- **What you should do**
Once the images are set aside, output the listing exactly as it stands.

┄┄┄┄┄┄┄┄┄┄┄┄┄┄┄┄┄┄┄┄

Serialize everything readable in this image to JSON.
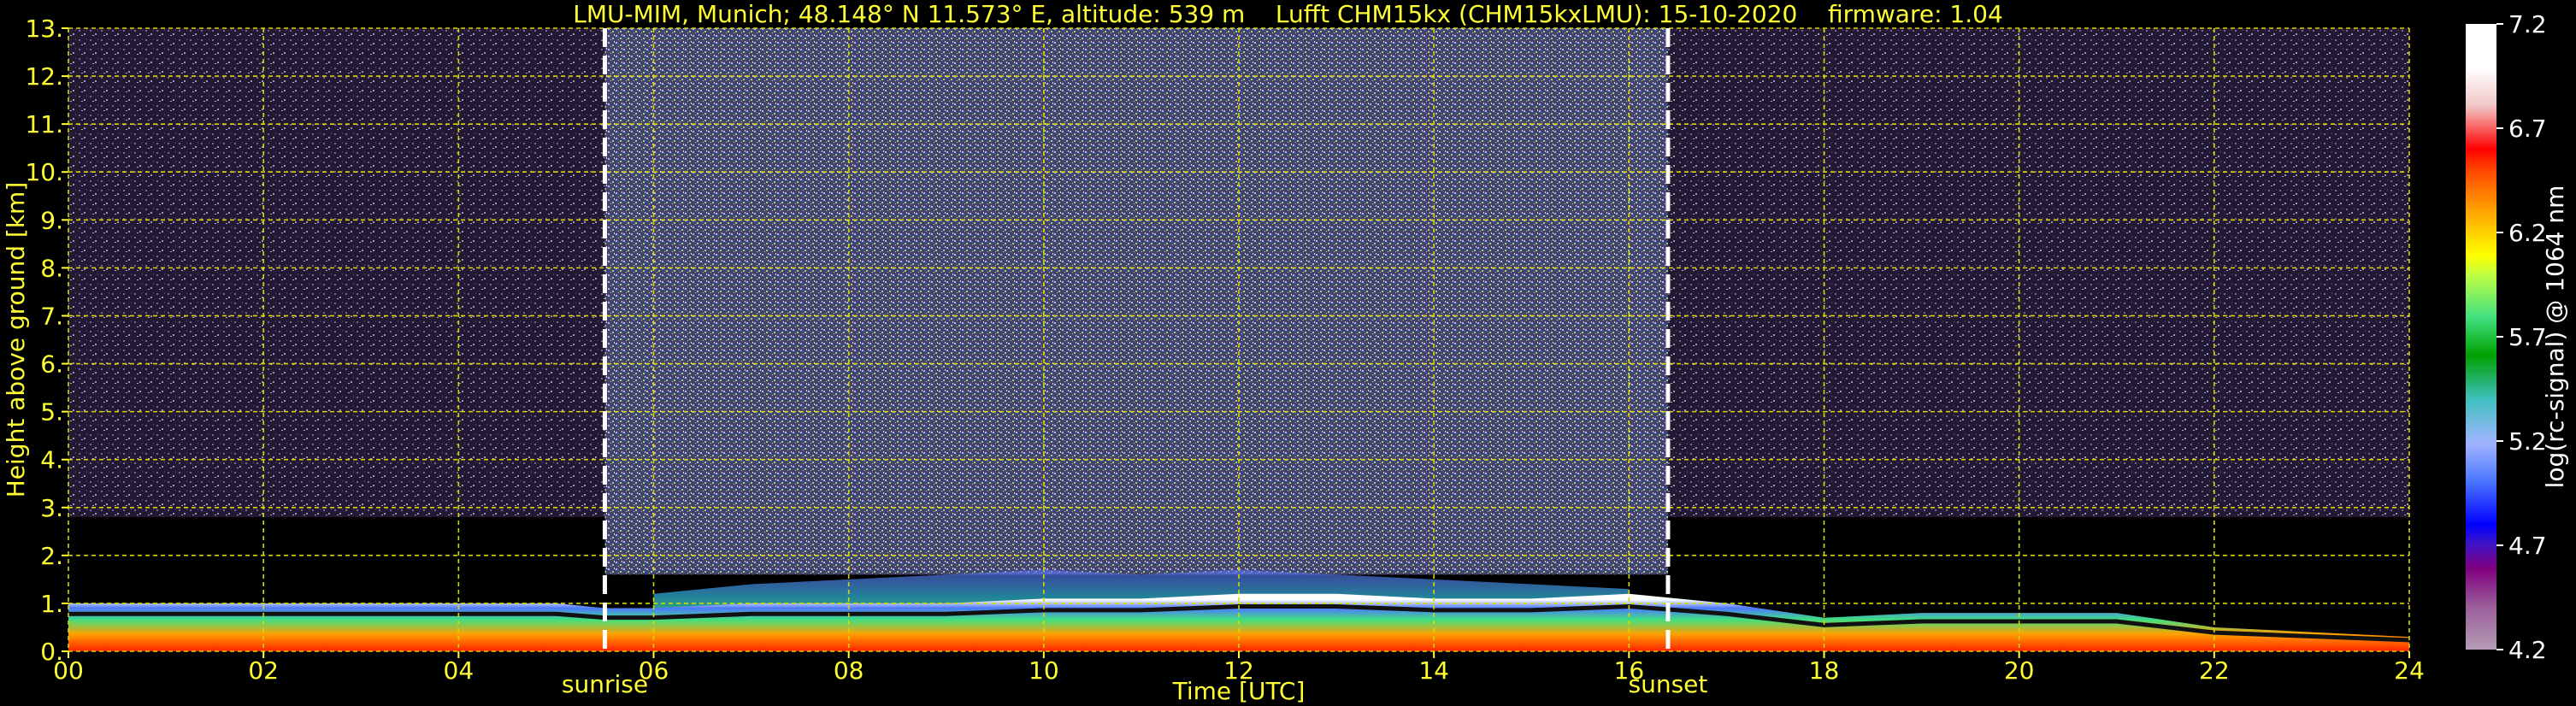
{
  "chart_data": {
    "type": "heatmap",
    "title": "LMU-MIM, Munich; 48.148° N 11.573° E, altitude: 539 m    Lufft CHM15kx (CHM15kxLMU): 15-10-2020    firmware: 1.04",
    "xlabel": "Time [UTC]",
    "ylabel": "Height above ground [km]",
    "xlim": [
      0,
      24
    ],
    "ylim": [
      0,
      13
    ],
    "x_ticks": [
      "00",
      "02",
      "04",
      "06",
      "08",
      "10",
      "12",
      "14",
      "16",
      "18",
      "20",
      "22",
      "24"
    ],
    "y_ticks": [
      "0.",
      "1.",
      "2.",
      "3.",
      "4.",
      "5.",
      "6.",
      "7.",
      "8.",
      "9.",
      "10.",
      "11.",
      "12.",
      "13."
    ],
    "grid": true,
    "markers": [
      {
        "label": "sunrise",
        "x": 5.5
      },
      {
        "label": "sunset",
        "x": 16.4
      }
    ],
    "colorbar": {
      "label": "log(rc-signal) @ 1064 nm",
      "range": [
        4.2,
        7.2
      ],
      "ticks": [
        "4.2",
        "4.7",
        "5.2",
        "5.7",
        "6.2",
        "6.7",
        "7.2"
      ]
    },
    "boundary_layer_top_km": [
      {
        "x": 0,
        "y": 1.0
      },
      {
        "x": 1,
        "y": 1.0
      },
      {
        "x": 2,
        "y": 1.0
      },
      {
        "x": 3,
        "y": 1.0
      },
      {
        "x": 4,
        "y": 1.0
      },
      {
        "x": 5,
        "y": 1.0
      },
      {
        "x": 5.5,
        "y": 0.9
      },
      {
        "x": 6,
        "y": 0.9
      },
      {
        "x": 7,
        "y": 1.0
      },
      {
        "x": 8,
        "y": 1.0
      },
      {
        "x": 9,
        "y": 1.0
      },
      {
        "x": 10,
        "y": 1.1
      },
      {
        "x": 11,
        "y": 1.1
      },
      {
        "x": 12,
        "y": 1.2
      },
      {
        "x": 13,
        "y": 1.2
      },
      {
        "x": 14,
        "y": 1.1
      },
      {
        "x": 15,
        "y": 1.1
      },
      {
        "x": 16,
        "y": 1.2
      },
      {
        "x": 17,
        "y": 1.0
      },
      {
        "x": 18,
        "y": 0.7
      },
      {
        "x": 19,
        "y": 0.8
      },
      {
        "x": 20,
        "y": 0.8
      },
      {
        "x": 21,
        "y": 0.8
      },
      {
        "x": 22,
        "y": 0.5
      },
      {
        "x": 23,
        "y": 0.4
      },
      {
        "x": 24,
        "y": 0.3
      }
    ],
    "aerosol_layer_top_km": [
      {
        "x": 6,
        "y": 1.2
      },
      {
        "x": 7,
        "y": 1.4
      },
      {
        "x": 8,
        "y": 1.5
      },
      {
        "x": 9,
        "y": 1.6
      },
      {
        "x": 10,
        "y": 1.7
      },
      {
        "x": 11,
        "y": 1.6
      },
      {
        "x": 12,
        "y": 1.7
      },
      {
        "x": 13,
        "y": 1.6
      },
      {
        "x": 14,
        "y": 1.5
      },
      {
        "x": 15,
        "y": 1.4
      },
      {
        "x": 16,
        "y": 1.3
      }
    ],
    "high_noise_period": [
      5.5,
      16.4
    ],
    "colors": {
      "background": "#000000",
      "text": "#ffff33",
      "grid": "#d8d800",
      "marker": "#ffffff"
    }
  }
}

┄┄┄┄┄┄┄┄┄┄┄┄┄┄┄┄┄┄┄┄

- **Finished task**
Serialize everything readable in this image to JSON.
{
  "chart_data": {
    "type": "heatmap",
    "title": "LMU-MIM, Munich; 48.148° N 11.573° E, altitude: 539 m    Lufft CHM15kx (CHM15kxLMU): 15-10-2020    firmware: 1.04",
    "xlabel": "Time [UTC]",
    "ylabel": "Height above ground [km]",
    "xlim": [
      0,
      24
    ],
    "ylim": [
      0,
      13
    ],
    "x_ticks": [
      "00",
      "02",
      "04",
      "06",
      "08",
      "10",
      "12",
      "14",
      "16",
      "18",
      "20",
      "22",
      "24"
    ],
    "y_ticks": [
      "0.",
      "1.",
      "2.",
      "3.",
      "4.",
      "5.",
      "6.",
      "7.",
      "8.",
      "9.",
      "10.",
      "11.",
      "12.",
      "13."
    ],
    "grid": true,
    "markers": [
      {
        "label": "sunrise",
        "x": 5.5
      },
      {
        "label": "sunset",
        "x": 16.4
      }
    ],
    "colorbar": {
      "label": "log(rc-signal) @ 1064 nm",
      "range": [
        4.2,
        7.2
      ],
      "ticks": [
        "4.2",
        "4.7",
        "5.2",
        "5.7",
        "6.2",
        "6.7",
        "7.2"
      ]
    },
    "boundary_layer_top_km": [
      {
        "x": 0,
        "y": 1.0
      },
      {
        "x": 1,
        "y": 1.0
      },
      {
        "x": 2,
        "y": 1.0
      },
      {
        "x": 3,
        "y": 1.0
      },
      {
        "x": 4,
        "y": 1.0
      },
      {
        "x": 5,
        "y": 1.0
      },
      {
        "x": 5.5,
        "y": 0.9
      },
      {
        "x": 6,
        "y": 0.9
      },
      {
        "x": 7,
        "y": 1.0
      },
      {
        "x": 8,
        "y": 1.0
      },
      {
        "x": 9,
        "y": 1.0
      },
      {
        "x": 10,
        "y": 1.1
      },
      {
        "x": 11,
        "y": 1.1
      },
      {
        "x": 12,
        "y": 1.2
      },
      {
        "x": 13,
        "y": 1.2
      },
      {
        "x": 14,
        "y": 1.1
      },
      {
        "x": 15,
        "y": 1.1
      },
      {
        "x": 16,
        "y": 1.2
      },
      {
        "x": 17,
        "y": 1.0
      },
      {
        "x": 18,
        "y": 0.7
      },
      {
        "x": 19,
        "y": 0.8
      },
      {
        "x": 20,
        "y": 0.8
      },
      {
        "x": 21,
        "y": 0.8
      },
      {
        "x": 22,
        "y": 0.5
      },
      {
        "x": 23,
        "y": 0.4
      },
      {
        "x": 24,
        "y": 0.3
      }
    ],
    "aerosol_layer_top_km": [
      {
        "x": 6,
        "y": 1.2
      },
      {
        "x": 7,
        "y": 1.4
      },
      {
        "x": 8,
        "y": 1.5
      },
      {
        "x": 9,
        "y": 1.6
      },
      {
        "x": 10,
        "y": 1.7
      },
      {
        "x": 11,
        "y": 1.6
      },
      {
        "x": 12,
        "y": 1.7
      },
      {
        "x": 13,
        "y": 1.6
      },
      {
        "x": 14,
        "y": 1.5
      },
      {
        "x": 15,
        "y": 1.4
      },
      {
        "x": 16,
        "y": 1.3
      }
    ],
    "high_noise_period": [
      5.5,
      16.4
    ],
    "colors": {
      "background": "#000000",
      "text": "#ffff33",
      "grid": "#d8d800",
      "marker": "#ffffff"
    }
  }
}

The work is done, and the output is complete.